Tubeworms can grow fast and large?up to 6 feet tall?near hydrothermal vents on the seafloor. They do it with a lot of help from bacteria living inside of them. The tubeworms supply hydrogen sulfide (from vent fluids) and oxygen and carbon dioxide (from seawater) to the bacteria, which use them to produce nutrients for the tubeworms. (© Woods Hole Oceanographic Institution)
Cross sections of the tubeworm Riftia pachyptila. (Courtesy of Enduring Resources for Earth Science Education)

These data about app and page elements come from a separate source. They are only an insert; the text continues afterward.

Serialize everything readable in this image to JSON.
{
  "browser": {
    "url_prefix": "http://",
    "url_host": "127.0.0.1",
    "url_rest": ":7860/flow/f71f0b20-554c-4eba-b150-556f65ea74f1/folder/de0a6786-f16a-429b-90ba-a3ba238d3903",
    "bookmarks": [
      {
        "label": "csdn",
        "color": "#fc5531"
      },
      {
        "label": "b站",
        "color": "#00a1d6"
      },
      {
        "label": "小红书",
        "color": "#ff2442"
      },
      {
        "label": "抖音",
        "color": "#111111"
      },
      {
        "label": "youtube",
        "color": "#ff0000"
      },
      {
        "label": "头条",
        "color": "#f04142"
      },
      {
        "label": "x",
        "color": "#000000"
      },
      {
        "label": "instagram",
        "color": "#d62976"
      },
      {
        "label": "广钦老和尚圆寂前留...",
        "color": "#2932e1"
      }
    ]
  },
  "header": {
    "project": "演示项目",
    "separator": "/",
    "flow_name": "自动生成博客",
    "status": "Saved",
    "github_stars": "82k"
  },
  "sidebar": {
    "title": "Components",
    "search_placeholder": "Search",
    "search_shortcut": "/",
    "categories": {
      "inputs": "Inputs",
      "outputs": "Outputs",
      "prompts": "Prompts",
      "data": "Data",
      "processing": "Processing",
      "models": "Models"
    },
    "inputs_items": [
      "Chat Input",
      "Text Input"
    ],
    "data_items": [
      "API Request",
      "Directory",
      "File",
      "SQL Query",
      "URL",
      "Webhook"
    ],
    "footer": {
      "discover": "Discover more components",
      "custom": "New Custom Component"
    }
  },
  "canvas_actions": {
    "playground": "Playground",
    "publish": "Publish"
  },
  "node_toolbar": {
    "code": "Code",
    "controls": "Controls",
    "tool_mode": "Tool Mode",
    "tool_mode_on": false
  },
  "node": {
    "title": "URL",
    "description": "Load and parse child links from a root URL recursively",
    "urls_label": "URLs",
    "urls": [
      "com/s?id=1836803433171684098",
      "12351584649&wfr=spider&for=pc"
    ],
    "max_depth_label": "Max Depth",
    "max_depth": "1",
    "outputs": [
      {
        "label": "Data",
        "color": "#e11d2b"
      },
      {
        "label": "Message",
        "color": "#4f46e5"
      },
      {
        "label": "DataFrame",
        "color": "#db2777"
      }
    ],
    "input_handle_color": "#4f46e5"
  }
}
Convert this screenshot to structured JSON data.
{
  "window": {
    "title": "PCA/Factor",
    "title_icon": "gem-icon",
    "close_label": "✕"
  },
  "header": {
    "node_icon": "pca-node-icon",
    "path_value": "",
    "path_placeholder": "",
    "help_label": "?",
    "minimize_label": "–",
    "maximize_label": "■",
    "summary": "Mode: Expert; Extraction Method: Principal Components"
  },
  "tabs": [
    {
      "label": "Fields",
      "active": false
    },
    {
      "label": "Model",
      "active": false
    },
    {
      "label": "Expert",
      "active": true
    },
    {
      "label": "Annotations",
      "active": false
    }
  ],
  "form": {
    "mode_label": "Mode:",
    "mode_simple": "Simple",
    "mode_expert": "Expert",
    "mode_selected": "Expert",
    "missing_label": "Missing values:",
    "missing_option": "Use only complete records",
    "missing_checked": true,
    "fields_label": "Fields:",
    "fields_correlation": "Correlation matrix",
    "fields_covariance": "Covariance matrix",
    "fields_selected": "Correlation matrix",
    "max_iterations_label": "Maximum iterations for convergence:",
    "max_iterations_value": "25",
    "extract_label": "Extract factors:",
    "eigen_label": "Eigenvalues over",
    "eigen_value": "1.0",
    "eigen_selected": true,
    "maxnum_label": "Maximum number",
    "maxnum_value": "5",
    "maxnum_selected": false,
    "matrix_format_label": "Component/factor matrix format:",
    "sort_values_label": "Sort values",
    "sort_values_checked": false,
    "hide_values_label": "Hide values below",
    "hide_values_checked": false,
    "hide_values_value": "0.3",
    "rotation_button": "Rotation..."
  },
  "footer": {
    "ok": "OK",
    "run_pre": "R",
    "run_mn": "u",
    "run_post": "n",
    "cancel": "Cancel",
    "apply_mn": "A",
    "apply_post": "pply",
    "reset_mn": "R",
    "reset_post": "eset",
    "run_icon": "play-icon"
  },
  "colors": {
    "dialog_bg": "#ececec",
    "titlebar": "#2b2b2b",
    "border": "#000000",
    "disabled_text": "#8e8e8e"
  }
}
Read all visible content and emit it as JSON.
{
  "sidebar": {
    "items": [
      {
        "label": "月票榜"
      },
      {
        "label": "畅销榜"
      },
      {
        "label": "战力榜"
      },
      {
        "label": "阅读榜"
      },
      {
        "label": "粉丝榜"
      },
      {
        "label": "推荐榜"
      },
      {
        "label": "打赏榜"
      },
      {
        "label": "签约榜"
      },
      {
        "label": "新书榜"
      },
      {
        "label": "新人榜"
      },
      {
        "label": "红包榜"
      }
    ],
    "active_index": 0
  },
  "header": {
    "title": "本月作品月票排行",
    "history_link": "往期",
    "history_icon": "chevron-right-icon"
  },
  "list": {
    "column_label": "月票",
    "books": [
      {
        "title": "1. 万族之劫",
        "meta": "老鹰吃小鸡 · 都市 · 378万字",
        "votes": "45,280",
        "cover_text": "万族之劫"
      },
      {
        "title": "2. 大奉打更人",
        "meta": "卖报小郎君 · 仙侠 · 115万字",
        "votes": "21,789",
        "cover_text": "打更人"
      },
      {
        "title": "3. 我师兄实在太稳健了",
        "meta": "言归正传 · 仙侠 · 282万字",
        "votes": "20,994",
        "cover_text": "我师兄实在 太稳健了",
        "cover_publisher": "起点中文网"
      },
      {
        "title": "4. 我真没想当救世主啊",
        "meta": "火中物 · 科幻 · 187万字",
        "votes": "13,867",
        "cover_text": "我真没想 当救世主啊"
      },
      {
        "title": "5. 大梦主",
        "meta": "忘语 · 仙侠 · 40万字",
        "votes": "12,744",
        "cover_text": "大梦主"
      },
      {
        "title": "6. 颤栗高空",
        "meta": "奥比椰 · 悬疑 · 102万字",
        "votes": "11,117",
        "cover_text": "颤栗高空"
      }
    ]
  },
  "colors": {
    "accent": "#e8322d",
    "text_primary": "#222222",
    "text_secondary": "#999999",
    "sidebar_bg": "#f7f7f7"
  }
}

Scientists discovered that endosymbiotic bacteria living inside tubeworms are capable of using two fundamentally different means to generate organic carbon. The first is the Calvin Cycle (above), in which carbon molecules from CO2 are fixed into glucose (C6H12O2. The Calvin cycle works when there is plenty of oxygen around, but requires substantially more energy than the other method the bacteria use: the rTCA cycle (below). (Courtesy of Thinkquest.org)
The endosymbiotic bacateria inside tubeworms can also use another metabolic pathway to produce organic carbon: the reductive tricarboxylic acid (rTCA)cycle. This cycle requires less energy, but not does work in high-oxygen conditions. The capability to use both methods gives the bacteria (and the tubeworms that depend on them) flexibilty to survive under changing environmental conditions. (Courtesy of Stefan Sievert, Woods Hole Oceanographic Institution)
Stefan Sievert, a microbiologist from Woods Hole Oceanographic Institution, was part of a scientific team that helped show that endosymbiotic bacteria living inside tubeworms can use two fundamentally metabolic pathways to produce organic carbon?the first organism with that capability ever discovered.